Web page and app entries

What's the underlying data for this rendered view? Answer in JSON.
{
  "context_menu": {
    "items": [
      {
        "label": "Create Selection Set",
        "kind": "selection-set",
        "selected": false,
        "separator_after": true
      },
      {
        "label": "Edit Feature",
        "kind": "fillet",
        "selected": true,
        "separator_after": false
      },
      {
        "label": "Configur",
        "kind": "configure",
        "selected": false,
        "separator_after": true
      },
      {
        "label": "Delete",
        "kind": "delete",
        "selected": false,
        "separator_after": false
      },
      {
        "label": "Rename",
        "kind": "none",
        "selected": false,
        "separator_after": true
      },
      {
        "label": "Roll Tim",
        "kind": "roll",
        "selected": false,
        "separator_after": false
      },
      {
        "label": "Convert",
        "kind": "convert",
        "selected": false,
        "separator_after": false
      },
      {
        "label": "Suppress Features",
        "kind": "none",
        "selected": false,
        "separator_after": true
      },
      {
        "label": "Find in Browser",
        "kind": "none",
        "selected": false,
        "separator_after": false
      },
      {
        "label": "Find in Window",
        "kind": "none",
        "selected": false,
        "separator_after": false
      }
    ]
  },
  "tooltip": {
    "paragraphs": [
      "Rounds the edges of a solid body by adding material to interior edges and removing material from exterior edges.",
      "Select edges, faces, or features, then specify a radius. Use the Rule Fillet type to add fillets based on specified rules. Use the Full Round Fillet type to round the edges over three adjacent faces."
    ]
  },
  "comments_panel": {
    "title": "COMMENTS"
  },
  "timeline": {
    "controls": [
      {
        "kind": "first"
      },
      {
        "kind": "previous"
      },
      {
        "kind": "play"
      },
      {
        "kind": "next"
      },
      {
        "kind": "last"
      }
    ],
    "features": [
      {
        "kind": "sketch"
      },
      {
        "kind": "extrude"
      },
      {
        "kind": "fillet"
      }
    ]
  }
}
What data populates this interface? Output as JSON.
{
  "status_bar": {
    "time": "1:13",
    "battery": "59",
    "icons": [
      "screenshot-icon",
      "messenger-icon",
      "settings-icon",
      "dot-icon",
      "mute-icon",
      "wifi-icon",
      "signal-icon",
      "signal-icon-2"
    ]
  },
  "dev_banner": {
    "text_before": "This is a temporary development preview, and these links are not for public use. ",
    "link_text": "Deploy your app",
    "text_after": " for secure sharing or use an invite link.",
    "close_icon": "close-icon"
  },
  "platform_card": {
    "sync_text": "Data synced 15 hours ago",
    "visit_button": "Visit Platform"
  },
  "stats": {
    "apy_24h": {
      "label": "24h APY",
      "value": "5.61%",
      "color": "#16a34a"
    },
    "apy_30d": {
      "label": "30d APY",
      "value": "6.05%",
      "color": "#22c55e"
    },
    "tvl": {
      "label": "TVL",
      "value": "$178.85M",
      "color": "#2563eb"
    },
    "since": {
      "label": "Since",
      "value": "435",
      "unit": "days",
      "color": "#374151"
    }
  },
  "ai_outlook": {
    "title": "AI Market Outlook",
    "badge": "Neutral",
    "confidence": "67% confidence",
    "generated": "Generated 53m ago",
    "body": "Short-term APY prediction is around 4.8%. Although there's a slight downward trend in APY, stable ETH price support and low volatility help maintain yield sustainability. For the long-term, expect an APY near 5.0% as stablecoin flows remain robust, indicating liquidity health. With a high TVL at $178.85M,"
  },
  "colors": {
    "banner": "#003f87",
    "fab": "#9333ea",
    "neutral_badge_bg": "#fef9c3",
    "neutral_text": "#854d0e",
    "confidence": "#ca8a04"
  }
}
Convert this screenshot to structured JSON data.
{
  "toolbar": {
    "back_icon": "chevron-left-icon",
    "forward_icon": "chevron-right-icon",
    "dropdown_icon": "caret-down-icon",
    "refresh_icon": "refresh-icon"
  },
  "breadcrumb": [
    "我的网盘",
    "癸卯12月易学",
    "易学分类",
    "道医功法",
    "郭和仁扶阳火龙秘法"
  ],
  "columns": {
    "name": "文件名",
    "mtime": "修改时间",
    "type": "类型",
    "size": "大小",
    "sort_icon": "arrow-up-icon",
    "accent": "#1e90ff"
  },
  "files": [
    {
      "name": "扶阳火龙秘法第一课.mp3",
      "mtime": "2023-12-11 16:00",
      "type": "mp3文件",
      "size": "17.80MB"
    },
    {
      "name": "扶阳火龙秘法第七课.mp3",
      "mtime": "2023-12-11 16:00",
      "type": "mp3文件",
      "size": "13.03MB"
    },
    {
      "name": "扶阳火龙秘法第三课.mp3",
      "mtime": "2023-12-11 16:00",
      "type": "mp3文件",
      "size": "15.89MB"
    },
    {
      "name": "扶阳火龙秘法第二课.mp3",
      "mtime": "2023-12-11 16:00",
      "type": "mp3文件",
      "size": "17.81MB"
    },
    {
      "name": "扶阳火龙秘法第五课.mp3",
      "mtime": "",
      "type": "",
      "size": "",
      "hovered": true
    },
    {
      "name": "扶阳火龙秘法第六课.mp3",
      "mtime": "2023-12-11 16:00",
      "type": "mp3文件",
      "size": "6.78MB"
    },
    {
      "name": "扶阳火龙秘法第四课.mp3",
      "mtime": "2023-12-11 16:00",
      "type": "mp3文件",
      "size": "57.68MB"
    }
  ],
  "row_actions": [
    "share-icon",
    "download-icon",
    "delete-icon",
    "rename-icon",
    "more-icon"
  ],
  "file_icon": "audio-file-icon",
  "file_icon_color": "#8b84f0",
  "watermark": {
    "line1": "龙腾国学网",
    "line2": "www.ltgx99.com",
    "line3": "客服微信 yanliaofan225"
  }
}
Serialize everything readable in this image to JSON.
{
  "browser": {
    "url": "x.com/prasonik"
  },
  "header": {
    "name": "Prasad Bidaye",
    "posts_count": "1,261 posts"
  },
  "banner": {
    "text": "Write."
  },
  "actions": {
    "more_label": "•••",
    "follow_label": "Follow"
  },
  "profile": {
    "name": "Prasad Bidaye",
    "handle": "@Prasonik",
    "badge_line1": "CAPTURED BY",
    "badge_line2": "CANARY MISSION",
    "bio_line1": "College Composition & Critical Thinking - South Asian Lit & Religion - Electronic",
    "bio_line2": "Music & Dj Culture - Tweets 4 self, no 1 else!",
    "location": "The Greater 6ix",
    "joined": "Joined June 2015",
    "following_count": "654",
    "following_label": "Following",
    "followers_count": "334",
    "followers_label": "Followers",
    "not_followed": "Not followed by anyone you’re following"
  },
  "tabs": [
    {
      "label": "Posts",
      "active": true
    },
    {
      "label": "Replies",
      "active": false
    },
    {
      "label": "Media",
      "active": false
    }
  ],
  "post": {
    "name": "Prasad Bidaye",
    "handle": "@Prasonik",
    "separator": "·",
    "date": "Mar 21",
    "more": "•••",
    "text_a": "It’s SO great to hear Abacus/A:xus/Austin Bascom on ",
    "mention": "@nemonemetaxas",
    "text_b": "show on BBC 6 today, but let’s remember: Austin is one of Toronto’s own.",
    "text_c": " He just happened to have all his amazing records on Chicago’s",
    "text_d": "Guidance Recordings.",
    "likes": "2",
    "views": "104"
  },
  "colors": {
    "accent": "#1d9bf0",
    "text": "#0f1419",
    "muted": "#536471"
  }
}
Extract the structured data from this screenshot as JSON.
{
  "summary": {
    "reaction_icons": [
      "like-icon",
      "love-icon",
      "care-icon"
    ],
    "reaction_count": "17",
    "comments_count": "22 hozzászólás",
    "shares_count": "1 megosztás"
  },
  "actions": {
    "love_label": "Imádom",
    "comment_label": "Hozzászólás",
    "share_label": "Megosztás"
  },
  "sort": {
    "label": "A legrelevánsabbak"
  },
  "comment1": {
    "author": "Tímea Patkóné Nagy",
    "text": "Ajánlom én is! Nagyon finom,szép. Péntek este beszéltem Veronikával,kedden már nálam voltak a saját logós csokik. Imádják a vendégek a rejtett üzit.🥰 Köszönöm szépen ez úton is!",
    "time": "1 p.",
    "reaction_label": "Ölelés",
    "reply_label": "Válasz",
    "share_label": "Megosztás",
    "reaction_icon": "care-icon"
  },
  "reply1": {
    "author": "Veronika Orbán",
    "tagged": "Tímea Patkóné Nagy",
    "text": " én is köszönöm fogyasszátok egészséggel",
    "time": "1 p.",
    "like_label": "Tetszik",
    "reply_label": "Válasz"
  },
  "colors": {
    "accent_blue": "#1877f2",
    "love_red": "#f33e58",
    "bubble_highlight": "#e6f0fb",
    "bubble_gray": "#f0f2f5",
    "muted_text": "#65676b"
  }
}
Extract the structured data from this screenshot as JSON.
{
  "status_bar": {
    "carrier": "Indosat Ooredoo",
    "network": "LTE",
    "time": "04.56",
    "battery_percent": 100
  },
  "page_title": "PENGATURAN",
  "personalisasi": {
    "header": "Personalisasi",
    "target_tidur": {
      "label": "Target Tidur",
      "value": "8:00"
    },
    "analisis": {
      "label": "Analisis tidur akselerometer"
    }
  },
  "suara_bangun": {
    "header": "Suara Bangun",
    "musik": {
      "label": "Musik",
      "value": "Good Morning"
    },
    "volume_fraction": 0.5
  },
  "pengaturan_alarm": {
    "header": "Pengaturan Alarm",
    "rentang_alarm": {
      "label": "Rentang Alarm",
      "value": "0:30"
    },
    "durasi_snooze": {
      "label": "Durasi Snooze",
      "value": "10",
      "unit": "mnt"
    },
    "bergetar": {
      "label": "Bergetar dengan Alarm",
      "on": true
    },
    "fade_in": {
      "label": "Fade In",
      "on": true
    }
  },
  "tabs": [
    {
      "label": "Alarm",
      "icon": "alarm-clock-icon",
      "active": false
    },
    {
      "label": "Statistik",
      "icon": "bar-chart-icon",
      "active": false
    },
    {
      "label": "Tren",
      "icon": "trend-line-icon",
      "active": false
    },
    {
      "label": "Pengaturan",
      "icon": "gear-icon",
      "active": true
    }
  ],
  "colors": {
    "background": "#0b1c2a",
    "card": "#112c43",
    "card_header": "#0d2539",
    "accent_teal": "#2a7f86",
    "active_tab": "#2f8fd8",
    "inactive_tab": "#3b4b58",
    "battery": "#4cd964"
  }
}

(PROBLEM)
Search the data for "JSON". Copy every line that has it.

(RESPONSE AREA)
What's the underlying data for this rendered view? Answer in JSON.
What data populates this interface? Output as JSON.
Convert this screenshot to structured JSON data.
Serialize everything readable in this image to JSON.
Extract the structured data from this screenshot as JSON.
Extract the structured data from this screenshot as JSON.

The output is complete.